WORK REQUEST –
Go through the data below and gather each line containing "active".

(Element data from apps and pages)
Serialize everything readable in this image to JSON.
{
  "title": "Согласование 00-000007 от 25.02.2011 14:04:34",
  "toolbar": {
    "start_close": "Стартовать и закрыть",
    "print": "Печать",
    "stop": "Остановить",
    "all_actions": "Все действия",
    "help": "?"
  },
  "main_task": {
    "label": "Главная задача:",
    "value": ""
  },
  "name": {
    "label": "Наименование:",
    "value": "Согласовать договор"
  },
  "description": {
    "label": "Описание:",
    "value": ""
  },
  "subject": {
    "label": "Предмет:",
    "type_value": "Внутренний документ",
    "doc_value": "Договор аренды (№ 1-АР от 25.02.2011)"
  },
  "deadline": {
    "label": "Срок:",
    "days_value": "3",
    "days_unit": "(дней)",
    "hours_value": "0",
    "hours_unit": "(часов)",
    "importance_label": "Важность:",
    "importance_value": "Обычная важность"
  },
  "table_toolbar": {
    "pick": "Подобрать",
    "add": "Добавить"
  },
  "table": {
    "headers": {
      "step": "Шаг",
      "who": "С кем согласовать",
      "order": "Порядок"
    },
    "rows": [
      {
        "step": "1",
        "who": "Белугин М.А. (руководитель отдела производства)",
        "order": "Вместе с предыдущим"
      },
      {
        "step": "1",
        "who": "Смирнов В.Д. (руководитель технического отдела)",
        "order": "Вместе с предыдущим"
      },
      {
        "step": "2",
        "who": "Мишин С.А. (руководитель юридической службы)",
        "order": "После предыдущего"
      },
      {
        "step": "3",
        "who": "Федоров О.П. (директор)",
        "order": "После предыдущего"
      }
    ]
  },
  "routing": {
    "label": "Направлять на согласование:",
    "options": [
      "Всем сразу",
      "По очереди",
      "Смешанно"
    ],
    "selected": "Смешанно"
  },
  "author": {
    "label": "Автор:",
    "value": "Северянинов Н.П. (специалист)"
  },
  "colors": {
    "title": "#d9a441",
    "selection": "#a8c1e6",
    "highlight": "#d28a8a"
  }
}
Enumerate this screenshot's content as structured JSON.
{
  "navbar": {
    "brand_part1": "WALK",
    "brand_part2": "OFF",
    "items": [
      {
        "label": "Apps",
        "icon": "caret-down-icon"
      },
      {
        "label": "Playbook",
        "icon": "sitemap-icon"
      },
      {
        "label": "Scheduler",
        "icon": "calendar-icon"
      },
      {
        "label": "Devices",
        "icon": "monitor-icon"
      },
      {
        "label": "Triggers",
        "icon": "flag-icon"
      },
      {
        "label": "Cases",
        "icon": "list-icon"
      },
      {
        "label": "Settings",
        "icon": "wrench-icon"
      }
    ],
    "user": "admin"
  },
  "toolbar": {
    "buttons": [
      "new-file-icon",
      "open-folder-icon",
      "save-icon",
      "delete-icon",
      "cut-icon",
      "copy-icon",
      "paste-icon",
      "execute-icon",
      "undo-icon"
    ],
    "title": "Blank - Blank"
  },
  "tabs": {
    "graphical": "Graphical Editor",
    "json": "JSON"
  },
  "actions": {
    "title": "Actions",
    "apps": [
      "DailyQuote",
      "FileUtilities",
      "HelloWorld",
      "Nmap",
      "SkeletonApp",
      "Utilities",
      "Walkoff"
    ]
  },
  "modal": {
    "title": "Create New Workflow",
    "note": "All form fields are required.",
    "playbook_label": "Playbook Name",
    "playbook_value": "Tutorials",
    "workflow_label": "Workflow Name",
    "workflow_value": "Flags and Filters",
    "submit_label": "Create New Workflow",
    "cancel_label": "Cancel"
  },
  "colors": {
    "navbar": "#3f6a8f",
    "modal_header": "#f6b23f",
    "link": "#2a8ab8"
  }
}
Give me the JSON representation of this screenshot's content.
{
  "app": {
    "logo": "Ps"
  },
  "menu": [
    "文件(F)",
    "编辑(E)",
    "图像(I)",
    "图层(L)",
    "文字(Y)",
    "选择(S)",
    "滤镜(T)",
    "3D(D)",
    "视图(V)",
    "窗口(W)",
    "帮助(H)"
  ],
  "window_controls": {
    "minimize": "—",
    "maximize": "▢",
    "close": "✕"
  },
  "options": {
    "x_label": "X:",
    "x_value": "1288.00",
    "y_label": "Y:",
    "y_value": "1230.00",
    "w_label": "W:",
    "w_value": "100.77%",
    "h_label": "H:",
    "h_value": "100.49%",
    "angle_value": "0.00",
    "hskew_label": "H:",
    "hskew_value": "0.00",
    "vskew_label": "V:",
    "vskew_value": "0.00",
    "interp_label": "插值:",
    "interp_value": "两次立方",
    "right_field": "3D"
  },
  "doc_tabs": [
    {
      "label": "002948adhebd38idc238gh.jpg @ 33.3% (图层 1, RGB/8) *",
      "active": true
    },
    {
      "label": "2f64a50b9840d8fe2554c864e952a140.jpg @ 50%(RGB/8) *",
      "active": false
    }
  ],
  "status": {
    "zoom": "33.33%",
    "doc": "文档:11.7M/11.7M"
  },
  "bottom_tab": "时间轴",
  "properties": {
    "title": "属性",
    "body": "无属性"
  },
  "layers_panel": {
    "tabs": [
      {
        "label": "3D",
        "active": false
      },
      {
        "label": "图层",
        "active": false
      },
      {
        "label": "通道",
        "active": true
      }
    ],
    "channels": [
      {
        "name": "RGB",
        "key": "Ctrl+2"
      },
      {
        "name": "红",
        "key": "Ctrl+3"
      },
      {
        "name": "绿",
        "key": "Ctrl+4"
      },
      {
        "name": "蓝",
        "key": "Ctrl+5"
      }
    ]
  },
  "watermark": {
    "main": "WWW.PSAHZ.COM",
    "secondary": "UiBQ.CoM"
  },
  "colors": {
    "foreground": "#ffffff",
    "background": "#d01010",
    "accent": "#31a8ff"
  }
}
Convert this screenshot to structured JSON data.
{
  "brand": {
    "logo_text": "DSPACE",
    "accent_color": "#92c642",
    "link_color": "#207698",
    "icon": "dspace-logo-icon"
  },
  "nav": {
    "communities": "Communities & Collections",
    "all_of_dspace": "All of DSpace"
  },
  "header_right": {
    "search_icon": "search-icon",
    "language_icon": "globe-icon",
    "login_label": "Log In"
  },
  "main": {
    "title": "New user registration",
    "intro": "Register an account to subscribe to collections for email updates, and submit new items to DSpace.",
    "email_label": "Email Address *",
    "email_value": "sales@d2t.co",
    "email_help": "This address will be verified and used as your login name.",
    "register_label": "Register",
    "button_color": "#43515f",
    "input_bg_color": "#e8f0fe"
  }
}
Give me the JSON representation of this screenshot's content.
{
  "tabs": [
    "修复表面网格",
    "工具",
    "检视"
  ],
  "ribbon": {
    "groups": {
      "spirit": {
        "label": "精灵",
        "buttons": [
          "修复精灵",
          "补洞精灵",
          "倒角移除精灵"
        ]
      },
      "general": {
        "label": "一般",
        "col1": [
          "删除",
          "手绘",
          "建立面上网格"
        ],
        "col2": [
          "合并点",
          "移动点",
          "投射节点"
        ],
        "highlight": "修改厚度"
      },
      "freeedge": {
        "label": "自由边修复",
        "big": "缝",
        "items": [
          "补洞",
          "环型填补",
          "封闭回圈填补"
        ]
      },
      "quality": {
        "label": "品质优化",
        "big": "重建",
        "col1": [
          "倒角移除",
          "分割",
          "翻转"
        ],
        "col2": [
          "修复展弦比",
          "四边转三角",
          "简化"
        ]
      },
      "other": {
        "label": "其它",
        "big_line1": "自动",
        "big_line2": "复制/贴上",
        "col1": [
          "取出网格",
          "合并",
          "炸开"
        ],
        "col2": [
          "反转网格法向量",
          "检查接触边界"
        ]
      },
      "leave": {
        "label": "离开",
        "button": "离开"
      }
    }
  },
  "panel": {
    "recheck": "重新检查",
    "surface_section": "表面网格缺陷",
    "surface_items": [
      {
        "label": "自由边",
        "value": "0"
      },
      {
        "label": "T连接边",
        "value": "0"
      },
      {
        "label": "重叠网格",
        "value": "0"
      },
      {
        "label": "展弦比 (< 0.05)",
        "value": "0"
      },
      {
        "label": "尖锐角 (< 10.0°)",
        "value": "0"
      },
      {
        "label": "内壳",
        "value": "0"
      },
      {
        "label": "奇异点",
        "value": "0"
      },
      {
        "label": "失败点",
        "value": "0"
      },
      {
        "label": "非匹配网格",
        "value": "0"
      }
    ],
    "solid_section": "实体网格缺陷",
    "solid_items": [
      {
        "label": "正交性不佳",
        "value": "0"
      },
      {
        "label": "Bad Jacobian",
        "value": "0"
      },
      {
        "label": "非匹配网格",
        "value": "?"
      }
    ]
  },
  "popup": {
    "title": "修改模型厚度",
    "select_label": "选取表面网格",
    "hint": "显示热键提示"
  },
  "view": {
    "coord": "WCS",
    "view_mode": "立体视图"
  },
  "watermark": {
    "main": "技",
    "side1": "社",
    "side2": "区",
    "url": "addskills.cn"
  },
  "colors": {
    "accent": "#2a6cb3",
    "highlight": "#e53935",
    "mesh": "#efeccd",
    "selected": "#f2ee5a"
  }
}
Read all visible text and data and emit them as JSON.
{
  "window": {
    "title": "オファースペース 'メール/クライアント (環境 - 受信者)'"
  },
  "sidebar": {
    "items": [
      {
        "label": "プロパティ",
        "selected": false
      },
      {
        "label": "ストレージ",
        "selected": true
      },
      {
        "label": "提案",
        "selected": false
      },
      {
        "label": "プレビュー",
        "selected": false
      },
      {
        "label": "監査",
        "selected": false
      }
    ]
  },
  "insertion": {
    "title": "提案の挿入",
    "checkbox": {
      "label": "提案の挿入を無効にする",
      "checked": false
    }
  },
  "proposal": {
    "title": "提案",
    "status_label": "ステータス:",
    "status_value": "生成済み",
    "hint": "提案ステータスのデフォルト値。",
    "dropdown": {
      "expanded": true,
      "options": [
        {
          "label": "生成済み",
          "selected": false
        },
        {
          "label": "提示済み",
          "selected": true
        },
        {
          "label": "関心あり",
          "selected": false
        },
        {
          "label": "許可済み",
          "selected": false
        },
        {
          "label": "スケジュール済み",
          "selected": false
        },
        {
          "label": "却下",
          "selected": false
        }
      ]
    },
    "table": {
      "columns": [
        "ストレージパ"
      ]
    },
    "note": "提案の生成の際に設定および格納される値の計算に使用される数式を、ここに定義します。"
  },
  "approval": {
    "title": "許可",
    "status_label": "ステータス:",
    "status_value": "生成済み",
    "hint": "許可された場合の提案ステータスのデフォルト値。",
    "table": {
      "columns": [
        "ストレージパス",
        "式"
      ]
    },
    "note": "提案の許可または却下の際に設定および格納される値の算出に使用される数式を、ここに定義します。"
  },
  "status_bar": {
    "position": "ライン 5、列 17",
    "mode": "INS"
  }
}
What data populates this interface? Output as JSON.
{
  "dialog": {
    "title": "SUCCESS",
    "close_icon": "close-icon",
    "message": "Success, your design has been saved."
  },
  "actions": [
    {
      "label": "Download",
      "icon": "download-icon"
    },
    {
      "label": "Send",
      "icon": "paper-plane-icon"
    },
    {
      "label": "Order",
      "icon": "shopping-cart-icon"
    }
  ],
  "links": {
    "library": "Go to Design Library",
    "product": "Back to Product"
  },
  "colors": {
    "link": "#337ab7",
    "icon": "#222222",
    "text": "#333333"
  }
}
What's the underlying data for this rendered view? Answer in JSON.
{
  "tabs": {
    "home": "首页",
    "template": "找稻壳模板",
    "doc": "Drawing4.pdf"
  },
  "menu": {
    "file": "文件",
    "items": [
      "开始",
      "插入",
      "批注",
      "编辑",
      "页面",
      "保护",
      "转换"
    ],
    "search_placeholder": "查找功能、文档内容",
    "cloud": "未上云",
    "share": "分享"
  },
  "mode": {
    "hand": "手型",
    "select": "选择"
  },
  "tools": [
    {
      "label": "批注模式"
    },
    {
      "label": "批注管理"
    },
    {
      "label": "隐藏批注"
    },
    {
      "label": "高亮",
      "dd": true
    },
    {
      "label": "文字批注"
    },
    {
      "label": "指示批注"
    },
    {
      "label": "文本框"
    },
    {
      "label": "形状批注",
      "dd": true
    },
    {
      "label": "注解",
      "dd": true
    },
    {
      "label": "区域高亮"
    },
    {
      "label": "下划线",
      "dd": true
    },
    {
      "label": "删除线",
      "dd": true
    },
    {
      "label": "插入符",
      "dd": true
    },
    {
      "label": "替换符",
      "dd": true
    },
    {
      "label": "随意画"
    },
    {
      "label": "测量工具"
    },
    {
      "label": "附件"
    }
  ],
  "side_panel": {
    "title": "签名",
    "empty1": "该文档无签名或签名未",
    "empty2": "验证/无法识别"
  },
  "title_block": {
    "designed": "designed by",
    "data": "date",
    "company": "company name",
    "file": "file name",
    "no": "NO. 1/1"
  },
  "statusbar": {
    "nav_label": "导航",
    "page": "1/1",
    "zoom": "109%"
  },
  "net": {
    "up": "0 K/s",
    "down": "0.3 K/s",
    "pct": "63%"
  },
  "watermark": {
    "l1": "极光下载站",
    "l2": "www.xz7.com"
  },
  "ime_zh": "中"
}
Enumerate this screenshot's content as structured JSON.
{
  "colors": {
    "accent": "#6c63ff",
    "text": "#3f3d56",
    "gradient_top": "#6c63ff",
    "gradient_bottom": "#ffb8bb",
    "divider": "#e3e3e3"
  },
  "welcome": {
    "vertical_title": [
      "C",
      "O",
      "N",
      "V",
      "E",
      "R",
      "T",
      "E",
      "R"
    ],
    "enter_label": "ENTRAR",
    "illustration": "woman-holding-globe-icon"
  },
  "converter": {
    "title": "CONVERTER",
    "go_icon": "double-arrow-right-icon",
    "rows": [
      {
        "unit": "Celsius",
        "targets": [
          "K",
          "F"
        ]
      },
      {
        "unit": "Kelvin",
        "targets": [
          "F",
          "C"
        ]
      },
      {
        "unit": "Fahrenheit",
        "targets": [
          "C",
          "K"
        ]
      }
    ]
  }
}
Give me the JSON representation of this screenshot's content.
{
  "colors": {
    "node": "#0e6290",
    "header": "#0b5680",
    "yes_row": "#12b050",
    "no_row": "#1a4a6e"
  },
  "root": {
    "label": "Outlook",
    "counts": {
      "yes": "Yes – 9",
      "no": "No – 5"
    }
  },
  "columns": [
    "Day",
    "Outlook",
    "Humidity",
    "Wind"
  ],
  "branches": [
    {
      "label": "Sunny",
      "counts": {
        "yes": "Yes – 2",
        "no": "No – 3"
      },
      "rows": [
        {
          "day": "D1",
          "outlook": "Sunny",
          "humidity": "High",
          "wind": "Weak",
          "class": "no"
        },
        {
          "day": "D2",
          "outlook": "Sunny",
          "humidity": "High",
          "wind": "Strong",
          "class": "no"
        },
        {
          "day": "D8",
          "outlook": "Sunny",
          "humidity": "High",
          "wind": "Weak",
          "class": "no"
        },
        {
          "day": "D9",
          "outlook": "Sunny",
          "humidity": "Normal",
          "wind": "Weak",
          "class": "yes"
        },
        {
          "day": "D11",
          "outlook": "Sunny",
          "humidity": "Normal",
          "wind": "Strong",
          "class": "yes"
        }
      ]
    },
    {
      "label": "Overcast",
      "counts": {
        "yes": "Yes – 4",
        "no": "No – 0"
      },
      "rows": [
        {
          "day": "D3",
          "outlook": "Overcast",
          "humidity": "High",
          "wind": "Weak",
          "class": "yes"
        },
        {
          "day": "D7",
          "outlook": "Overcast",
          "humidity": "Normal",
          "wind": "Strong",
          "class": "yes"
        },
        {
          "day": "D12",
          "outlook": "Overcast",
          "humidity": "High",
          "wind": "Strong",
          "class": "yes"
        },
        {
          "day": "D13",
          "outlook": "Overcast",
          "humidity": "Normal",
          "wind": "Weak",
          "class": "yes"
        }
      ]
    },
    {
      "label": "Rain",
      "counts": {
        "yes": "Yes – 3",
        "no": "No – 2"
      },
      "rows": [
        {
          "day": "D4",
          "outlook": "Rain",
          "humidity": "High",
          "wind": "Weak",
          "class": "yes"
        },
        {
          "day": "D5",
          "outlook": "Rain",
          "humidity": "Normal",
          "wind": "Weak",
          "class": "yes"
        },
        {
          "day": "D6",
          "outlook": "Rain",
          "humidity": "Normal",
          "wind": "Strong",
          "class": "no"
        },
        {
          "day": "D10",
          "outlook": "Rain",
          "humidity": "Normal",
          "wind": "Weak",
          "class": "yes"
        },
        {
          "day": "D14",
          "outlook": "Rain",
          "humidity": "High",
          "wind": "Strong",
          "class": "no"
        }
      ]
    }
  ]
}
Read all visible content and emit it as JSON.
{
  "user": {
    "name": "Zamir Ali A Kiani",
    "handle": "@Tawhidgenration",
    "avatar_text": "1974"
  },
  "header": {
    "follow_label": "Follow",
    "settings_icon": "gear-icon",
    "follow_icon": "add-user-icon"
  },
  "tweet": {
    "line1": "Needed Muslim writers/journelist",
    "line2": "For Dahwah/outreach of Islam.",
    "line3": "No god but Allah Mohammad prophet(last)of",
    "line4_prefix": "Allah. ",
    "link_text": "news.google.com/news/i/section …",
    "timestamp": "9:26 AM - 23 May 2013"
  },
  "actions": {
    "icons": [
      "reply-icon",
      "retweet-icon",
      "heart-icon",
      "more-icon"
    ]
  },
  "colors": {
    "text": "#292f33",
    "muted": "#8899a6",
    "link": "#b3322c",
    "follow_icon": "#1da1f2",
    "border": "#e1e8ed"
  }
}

ANSWER TO THIS EXERCISE –
      "active": true
      "active": false
        "active": false
        "active": false
        "active": true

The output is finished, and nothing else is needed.